• **RECORDS FOR THE TASK**:
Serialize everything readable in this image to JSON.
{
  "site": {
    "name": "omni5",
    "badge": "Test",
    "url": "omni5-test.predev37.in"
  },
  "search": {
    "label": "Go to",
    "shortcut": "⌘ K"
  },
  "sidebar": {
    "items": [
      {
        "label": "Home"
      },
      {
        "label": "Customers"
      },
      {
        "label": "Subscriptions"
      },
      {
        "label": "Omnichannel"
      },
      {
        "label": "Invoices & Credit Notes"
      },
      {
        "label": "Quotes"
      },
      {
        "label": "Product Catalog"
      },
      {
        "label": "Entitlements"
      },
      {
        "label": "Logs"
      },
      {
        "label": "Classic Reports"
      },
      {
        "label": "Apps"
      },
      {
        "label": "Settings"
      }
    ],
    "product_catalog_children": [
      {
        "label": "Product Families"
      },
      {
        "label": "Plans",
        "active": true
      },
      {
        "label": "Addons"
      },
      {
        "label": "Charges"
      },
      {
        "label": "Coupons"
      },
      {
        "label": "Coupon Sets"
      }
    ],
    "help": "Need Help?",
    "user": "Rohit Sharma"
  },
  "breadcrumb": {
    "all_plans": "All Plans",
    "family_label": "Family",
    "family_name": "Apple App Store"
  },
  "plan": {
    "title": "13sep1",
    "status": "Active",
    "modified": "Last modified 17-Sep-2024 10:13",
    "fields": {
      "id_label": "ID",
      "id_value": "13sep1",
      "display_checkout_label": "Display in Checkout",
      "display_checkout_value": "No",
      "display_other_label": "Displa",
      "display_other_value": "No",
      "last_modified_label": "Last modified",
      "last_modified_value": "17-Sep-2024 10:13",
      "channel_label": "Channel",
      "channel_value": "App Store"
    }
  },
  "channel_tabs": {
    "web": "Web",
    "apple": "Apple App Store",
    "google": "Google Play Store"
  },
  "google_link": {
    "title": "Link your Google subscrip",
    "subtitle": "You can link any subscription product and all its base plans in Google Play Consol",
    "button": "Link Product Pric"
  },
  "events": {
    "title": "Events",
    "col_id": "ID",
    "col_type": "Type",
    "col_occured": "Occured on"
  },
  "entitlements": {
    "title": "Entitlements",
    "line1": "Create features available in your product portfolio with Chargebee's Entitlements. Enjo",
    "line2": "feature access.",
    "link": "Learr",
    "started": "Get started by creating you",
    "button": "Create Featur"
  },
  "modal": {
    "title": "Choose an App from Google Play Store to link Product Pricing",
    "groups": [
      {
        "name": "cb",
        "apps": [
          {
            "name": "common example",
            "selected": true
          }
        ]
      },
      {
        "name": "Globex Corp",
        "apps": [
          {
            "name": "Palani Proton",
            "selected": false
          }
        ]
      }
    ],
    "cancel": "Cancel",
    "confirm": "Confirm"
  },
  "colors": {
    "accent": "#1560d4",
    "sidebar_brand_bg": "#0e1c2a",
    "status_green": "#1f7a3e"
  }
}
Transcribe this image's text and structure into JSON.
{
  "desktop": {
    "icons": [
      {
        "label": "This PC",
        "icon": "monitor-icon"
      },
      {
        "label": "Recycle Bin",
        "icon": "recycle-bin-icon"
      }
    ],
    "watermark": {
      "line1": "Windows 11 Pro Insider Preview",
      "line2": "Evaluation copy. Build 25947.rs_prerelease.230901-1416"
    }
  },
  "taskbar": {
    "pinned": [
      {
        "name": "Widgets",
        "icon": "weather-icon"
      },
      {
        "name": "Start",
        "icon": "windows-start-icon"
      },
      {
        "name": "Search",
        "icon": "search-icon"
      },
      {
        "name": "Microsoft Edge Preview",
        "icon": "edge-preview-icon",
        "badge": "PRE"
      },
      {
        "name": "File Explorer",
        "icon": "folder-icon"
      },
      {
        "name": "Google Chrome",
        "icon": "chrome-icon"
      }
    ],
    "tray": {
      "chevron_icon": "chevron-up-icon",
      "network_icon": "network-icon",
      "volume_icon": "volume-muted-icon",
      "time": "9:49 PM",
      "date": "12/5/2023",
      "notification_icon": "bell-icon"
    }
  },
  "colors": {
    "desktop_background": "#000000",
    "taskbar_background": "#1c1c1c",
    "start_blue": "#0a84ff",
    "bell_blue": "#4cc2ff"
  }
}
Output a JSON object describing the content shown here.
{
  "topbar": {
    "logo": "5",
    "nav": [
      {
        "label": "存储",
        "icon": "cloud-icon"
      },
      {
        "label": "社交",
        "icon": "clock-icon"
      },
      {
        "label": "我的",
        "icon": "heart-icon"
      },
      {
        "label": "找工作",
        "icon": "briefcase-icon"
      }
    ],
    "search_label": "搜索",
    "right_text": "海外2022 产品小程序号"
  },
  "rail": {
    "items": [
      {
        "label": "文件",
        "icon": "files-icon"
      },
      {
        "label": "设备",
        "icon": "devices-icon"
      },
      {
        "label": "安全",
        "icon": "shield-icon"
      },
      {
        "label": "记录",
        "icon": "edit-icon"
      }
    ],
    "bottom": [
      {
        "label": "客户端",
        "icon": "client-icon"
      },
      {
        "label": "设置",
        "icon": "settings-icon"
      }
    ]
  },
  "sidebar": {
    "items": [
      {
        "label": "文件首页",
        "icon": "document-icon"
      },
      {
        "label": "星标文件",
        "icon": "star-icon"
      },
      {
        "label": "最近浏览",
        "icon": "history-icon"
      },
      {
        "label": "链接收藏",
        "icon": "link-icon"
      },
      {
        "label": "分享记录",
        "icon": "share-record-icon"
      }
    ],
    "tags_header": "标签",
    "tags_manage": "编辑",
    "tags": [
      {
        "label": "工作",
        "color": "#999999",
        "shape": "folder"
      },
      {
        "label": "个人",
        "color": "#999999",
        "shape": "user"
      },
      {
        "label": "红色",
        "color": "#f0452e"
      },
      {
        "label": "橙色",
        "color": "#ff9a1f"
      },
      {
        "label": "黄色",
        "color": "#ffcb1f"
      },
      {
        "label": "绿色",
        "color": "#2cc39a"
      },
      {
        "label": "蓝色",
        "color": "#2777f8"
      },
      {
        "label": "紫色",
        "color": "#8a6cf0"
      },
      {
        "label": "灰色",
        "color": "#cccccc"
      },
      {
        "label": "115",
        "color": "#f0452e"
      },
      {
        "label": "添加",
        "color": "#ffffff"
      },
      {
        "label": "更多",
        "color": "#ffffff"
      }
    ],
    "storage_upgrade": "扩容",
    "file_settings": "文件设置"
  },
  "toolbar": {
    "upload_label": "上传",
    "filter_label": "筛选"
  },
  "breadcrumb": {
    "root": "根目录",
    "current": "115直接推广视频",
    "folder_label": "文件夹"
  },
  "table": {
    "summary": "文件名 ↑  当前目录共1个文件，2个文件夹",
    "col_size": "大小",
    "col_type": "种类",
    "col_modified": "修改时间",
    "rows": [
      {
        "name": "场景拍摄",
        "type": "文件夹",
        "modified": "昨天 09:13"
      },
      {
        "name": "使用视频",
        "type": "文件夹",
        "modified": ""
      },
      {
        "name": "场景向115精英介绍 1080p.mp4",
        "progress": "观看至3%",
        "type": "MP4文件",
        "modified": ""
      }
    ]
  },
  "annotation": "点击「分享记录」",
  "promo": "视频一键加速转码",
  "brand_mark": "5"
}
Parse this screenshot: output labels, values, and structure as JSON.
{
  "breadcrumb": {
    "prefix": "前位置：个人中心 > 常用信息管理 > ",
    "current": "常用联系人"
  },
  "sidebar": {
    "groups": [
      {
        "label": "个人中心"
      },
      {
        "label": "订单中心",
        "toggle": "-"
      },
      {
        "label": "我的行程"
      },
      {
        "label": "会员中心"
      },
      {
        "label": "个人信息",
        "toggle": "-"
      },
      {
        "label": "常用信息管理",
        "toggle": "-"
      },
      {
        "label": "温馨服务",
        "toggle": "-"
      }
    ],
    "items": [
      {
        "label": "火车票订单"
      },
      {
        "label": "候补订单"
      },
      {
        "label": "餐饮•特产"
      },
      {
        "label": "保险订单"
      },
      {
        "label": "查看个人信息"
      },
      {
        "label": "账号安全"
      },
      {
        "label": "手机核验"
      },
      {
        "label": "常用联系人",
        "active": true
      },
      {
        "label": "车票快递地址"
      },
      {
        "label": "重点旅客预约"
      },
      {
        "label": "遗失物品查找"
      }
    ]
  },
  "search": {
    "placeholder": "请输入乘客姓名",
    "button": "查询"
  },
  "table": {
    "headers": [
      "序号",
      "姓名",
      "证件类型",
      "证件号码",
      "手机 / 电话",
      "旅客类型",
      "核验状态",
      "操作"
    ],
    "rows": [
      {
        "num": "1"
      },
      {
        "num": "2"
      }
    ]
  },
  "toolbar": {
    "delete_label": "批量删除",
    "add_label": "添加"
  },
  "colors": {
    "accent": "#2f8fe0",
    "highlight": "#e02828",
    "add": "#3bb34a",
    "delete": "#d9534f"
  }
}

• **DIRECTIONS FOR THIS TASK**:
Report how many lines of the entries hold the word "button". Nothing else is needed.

• **EXERCISE RESULT**:
3